WHAT THE TASK REQUIRES
Reproduce the records exactly. Leave the pictures out.

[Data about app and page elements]
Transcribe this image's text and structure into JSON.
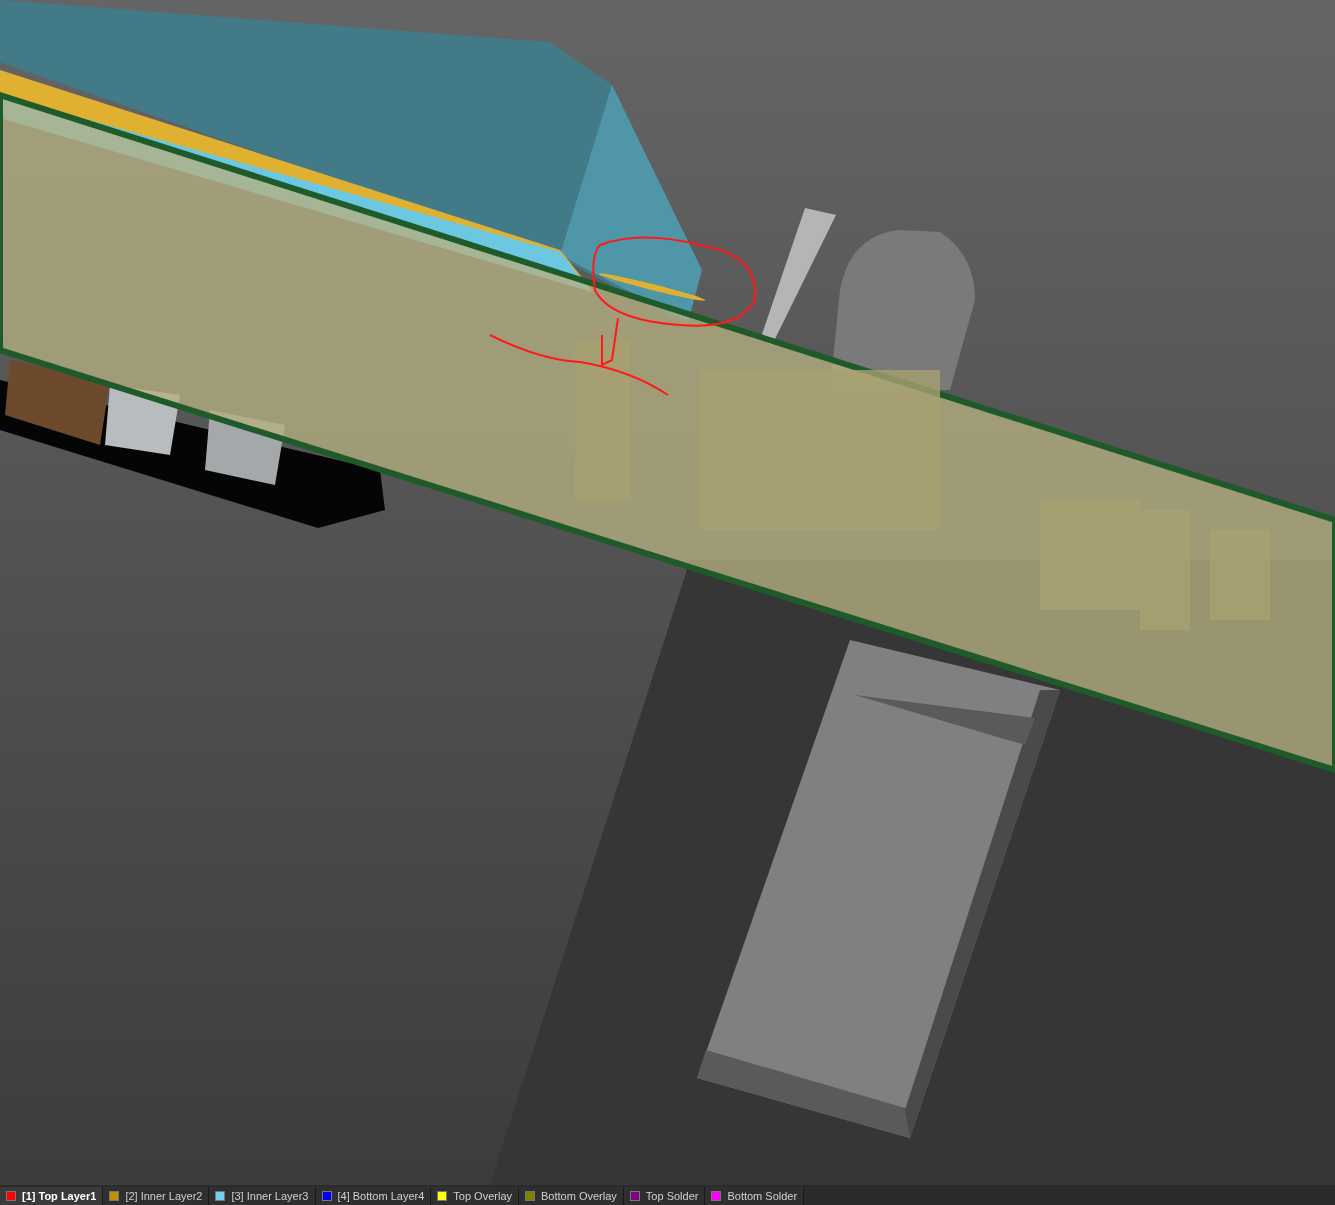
{
  "layer_tabs": [
    {
      "label": "[1] Top Layer1",
      "color": "#ff0000",
      "selected": true
    },
    {
      "label": "[2] Inner Layer2",
      "color": "#c09000",
      "selected": false
    },
    {
      "label": "[3] Inner Layer3",
      "color": "#70d0f0",
      "selected": false
    },
    {
      "label": "[4] Bottom Layer4",
      "color": "#0000ff",
      "selected": false
    },
    {
      "label": "Top Overlay",
      "color": "#ffff00",
      "selected": false
    },
    {
      "label": "Bottom Overlay",
      "color": "#808000",
      "selected": false
    },
    {
      "label": "Top Solder",
      "color": "#800080",
      "selected": false
    },
    {
      "label": "Bottom Solder",
      "color": "#ff00ff",
      "selected": false
    }
  ]
}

WRITTEN SOLUTION
Transcribe this image's text and structure into JSON.
{
  "layer_tabs": [
    {
      "label": "[1] Top Layer1",
      "color": "#ff0000",
      "selected": true
    },
    {
      "label": "[2] Inner Layer2",
      "color": "#c09000",
      "selected": false
    },
    {
      "label": "[3] Inner Layer3",
      "color": "#70d0f0",
      "selected": false
    },
    {
      "label": "[4] Bottom Layer4",
      "color": "#0000ff",
      "selected": false
    },
    {
      "label": "Top Overlay",
      "color": "#ffff00",
      "selected": false
    },
    {
      "label": "Bottom Overlay",
      "color": "#808000",
      "selected": false
    },
    {
      "label": "Top Solder",
      "color": "#800080",
      "selected": false
    },
    {
      "label": "Bottom Solder",
      "color": "#ff00ff",
      "selected": false
    }
  ]
}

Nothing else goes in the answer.